The Venezuelan Supreme Court on Monday night announced that it has decided that opposition deputy María Corina Machado can no longer hold her seat in the National Assembly because of her recent decision to accept a position with the Panamanian delegation at the Organization of American States (OAS).
The top court announced in a bulletin that “after a careful analysis,” it ruled that Machado’s move to sit with the foreign delegation while still holding her post as deputy “was incompatible” with the law.

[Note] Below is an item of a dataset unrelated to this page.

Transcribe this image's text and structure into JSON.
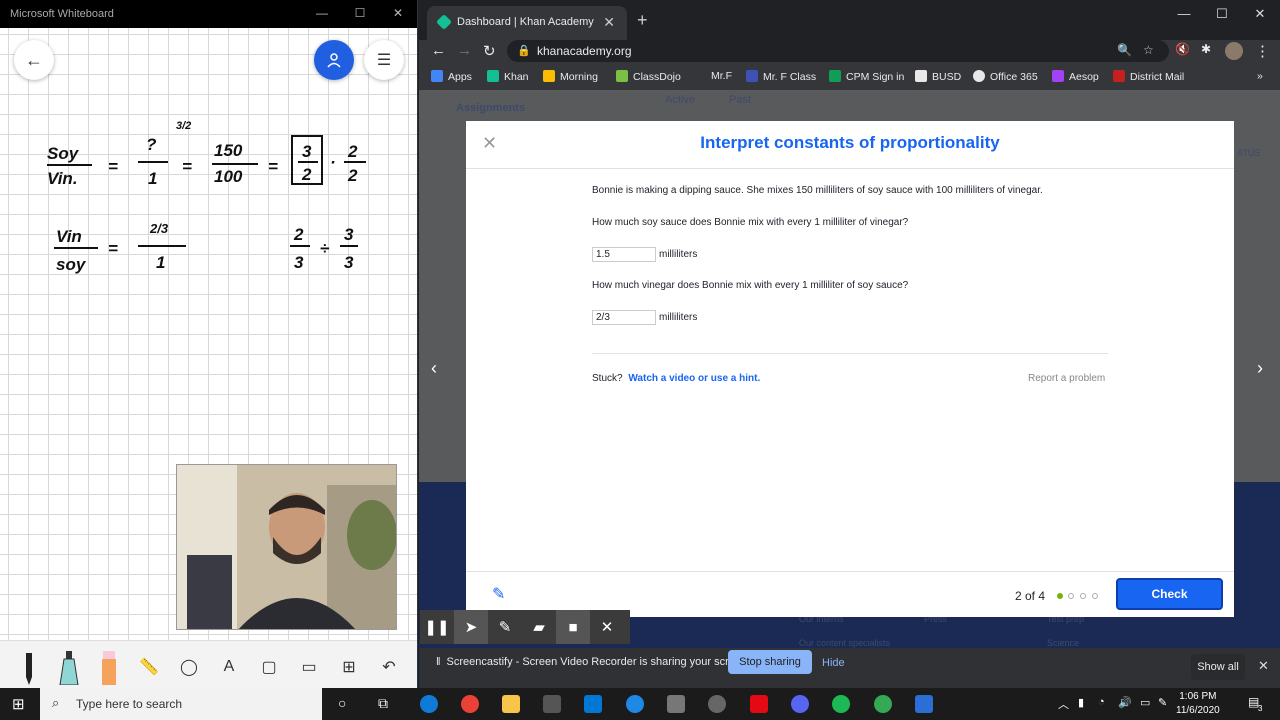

Panama gave Machado a seat with its delegation on March 21 in order for her to speak before the OAS about the situation in Venezuela. However, Venezuela’s leftist allies at the OAS voted against her taking the floor. Venezuela broke relations with Panama after the government in the isthmus nation asked the Washington-based regional organization to open an investigation into the Venezuela crisis.
A former presidential candidate, Machado has said she will fight the ruling at the international level.

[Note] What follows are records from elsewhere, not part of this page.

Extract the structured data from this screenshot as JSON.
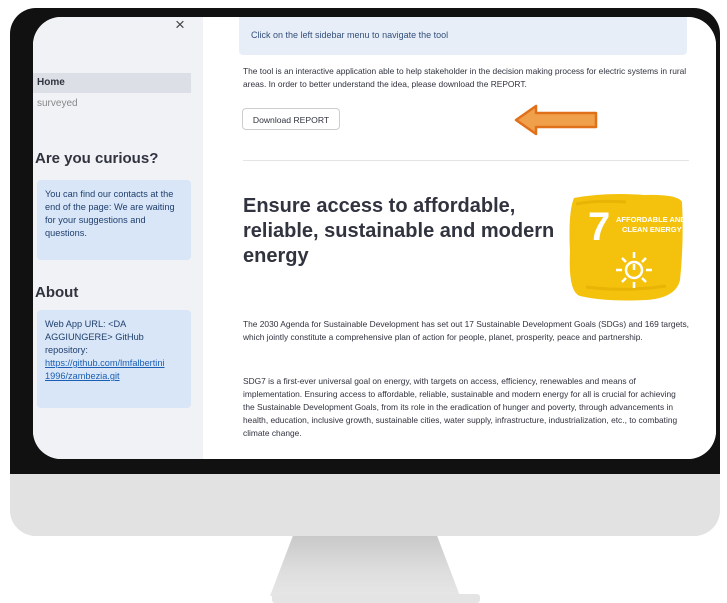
{
  "sidebar": {
    "close_glyph": "×",
    "nav": [
      {
        "label": "Home"
      },
      {
        "label": "surveyed"
      }
    ],
    "curious_heading": "Are you curious?",
    "curious_text": "You can find our contacts at the end of the page: We are waiting for your suggestions and questions.",
    "about_heading": "About",
    "about_text": "Web App URL: <DA AGGIUNGERE> GitHub repository:",
    "about_link_1": "https://github.com/lmfalbertini",
    "about_link_2": "1996/zambezia.git"
  },
  "main": {
    "banner_text": "Click on the left sidebar menu to navigate the tool",
    "intro_text": "The tool is an interactive application able to help stakeholder in the decision making process for electric systems in rural areas. In order to better understand the idea, please download the REPORT.",
    "download_button": "Download REPORT",
    "title": "Ensure access to affordable, reliable, sustainable and modern energy",
    "sdg_number": "7",
    "sdg_line1": "AFFORDABLE AND",
    "sdg_line2": "CLEAN ENERGY",
    "para1": "The 2030 Agenda for Sustainable Development has set out 17 Sustainable Development Goals (SDGs) and 169 targets, which jointly constitute a comprehensive plan of action for people, planet, prosperity, peace and partnership.",
    "para2": "SDG7 is a first-ever universal goal on energy, with targets on access, efficiency, renewables and means of implementation. Ensuring access to affordable, reliable, sustainable and modern energy for all is crucial for achieving the Sustainable Development Goals, from its role in the eradication of hunger and poverty, through advancements in health, education, inclusive growth, sustainable cities, water supply, infrastructure, industrialization, etc., to combating climate change."
  },
  "colors": {
    "sidebar_bg": "#f0f2f6",
    "info_box_bg": "#d9e6f7",
    "arrow_fill": "#f0a04b",
    "arrow_stroke": "#e0701a",
    "sdg_yellow": "#f4c20d"
  }
}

Deputies from the ruling United Socialist Party of Venezuela (PSUV) had asked the Attorney General’s Office to open an investigation into Machado for treason and fomenting violence that occurred when she and fellow opposition leader Leopoldo López called a nationwide protest on February 12 to demand the resignation of President Nicolás Maduro. Since then, at least 39 people have died in the ongoing clashes between demonstrators and police, who have reportedly been assisted by armed groups loyal to the government. More than 600 others have been injured and security forces have so far made 2,000 arrests, including that of López who is being held at a military prison outside of Caracas.
With Machado stripped of her parliamentary immunity, she could face trial on criminal charges stemming from the riots.
On March 24, National Assembly speaker Diosdado Cabello had already declared that Machado had lost her seat for joining Panama at the OAS, which violated articles 146 and 191 of the Constitution. But Machado has insisted that she will still take her seat in the assembly because the entire process has been illegal.
“It is my duty and my will and I know you want me to continue representing you at the National Assembly,” Machado said in a televised address to her supporters after the ruling was announced.
On Monday during a television program, Cabello, who is considered the second-most powerful politician in Venezuela after Maduro, celebrated the top court’s ruling. “Don’t get dressed because you are not going anywhere,” he said, repeating a popular Venezuelan saying.